We, as a species have nurtured a mutually beneficial relationship with dogs for millennia. They’ve been our constant companions as we have grown and evolved in our notions of society, politics, science, art, and technology. They’re referenced time and again in the histories of cultures separated by thousands of miles. They’ve helped us to hunt, helped us to maintain our land, helped us to raise our livestock and (perhaps more importantly) been true and loyal friends who have given us companionship and love when we need them. Yet, it seems that many dog owners lack an understanding of the mentality and physiology of their four-legged friends. They treat them as children or little people with the same set of instincts as us and then get perturbed when their actions don’t conform to our expectations.
Remember, you’re sharing your home with a wolf!
While it’s perfectly understandable that we may want to keep our dogs indoors and spoil them occasionally we still must respect the fact that our fluffy friend is, by nature, a sophisticated pack hunter and scavenger and while their predatory instincts may have been muted by generations of selective breeding and domestication they still have needs that simply don’t align with the sedentary lifestyle that most humans adopt today. Thus, it’s understandable that many dog owners worry about whether their dog is getting the right amount or quality of exercise.
So, how much exercise does your dog need?

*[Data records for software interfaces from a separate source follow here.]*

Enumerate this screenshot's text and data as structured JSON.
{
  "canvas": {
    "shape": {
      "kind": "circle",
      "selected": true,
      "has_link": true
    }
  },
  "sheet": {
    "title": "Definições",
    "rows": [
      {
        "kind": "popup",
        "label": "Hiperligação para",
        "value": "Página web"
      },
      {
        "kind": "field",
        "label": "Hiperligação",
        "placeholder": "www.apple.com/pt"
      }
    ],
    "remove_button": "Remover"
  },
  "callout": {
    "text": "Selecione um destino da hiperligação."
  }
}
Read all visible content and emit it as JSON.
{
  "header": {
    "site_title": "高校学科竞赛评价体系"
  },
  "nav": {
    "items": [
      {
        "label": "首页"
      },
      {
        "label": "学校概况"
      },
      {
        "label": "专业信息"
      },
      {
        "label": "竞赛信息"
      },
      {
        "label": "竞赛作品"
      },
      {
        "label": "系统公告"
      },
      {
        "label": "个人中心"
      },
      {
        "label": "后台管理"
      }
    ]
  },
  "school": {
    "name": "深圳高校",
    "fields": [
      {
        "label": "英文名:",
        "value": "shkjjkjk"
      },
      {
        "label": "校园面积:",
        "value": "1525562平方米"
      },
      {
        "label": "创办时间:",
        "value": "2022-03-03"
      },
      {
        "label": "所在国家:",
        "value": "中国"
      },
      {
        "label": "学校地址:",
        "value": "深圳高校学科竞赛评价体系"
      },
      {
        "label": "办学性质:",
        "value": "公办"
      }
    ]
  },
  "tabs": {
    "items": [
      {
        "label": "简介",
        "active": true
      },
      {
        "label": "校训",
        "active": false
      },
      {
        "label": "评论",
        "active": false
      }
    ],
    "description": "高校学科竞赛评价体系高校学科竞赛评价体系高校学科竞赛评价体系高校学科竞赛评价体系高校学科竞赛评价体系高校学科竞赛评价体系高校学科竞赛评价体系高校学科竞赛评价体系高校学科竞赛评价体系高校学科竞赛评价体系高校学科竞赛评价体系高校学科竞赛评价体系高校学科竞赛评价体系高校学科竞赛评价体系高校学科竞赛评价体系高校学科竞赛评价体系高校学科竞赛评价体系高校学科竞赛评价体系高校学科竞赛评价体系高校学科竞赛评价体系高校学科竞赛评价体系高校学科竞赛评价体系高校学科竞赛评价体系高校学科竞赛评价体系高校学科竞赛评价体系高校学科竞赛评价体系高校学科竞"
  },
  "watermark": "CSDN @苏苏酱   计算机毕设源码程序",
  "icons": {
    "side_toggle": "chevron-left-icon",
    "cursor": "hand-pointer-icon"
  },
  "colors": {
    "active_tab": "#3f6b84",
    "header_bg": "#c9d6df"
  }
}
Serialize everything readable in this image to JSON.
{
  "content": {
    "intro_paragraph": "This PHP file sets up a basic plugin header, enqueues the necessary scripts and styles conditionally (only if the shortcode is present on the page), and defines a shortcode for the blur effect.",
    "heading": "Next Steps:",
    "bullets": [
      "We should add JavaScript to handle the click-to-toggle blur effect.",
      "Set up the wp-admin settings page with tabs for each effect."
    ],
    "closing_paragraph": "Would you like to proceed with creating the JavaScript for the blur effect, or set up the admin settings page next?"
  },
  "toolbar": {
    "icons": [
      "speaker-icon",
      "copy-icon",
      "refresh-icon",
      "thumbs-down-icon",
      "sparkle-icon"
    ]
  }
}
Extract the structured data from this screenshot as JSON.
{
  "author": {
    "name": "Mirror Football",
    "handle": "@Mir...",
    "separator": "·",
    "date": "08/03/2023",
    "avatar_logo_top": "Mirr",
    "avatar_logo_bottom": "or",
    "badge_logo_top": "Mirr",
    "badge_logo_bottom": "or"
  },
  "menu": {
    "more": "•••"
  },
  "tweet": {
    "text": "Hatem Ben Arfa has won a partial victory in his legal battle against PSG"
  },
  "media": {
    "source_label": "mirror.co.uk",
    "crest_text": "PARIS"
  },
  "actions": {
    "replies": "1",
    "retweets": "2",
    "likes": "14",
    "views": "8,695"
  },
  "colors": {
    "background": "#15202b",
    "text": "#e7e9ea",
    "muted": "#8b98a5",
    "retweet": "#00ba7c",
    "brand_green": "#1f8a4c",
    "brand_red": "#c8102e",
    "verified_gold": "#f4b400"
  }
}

Common sense dictates that a dog’s age, breed, size, and general health are all contributing factors in determining how much exercise your canine companion needs, although you may be surprised at just how much walking time your dog may need to burn away all that pent-up energy stored inside. Thus, if you’re only managing to give your dog around 20 minutes of exercise a day this more than likely isn’t enough and you may need the services of professional dog walkers in your area. Below you’ll find a rough guide to daily exercise time allotment.
Some larger and more athletically inclined breeds may need as much as 2 hours plus of exercise a day. These include; Rottweilers, Springer Spaniels, Labrador Retrievers, German Shepherds, Boxers, Border Collies and Dalmatians. Even smaller “working” dogs like Staffordshire Bull terriers will require around 90-120 minutes of exercise a day.
Most medium sized dogs like greyhounds, basset hounds, and larger terriers require around an hour a day of walkies while 40-60 minutes should cut it for most medium-sized breeds from Cocker Spaniels to Shetland Sheepdogs. Even small and delicate breeds like Yorkshire Terriers and Dachshunds require around 40 minutes of exercise a day. It’s only the tiniest of breeds like the Pug, the Shih Tzu and the Bichon Frise that can get by on 20 minutes of exercise a day.
A few handy hints
If you genuinely struggle to find the time to exercise your dog, consider treating them to some interactive feeding toys that will help them to burn a few calories while engaging them mentally as they work to earn their food. Try varying the pace, introducing 30-second intervals of sprinting or fast walking to give you both some cardiovascular exercise. Playing fetch is a time-honored classic but bring some toys with you rather than throwing sticks which can result in splinters in the mouth and tongue.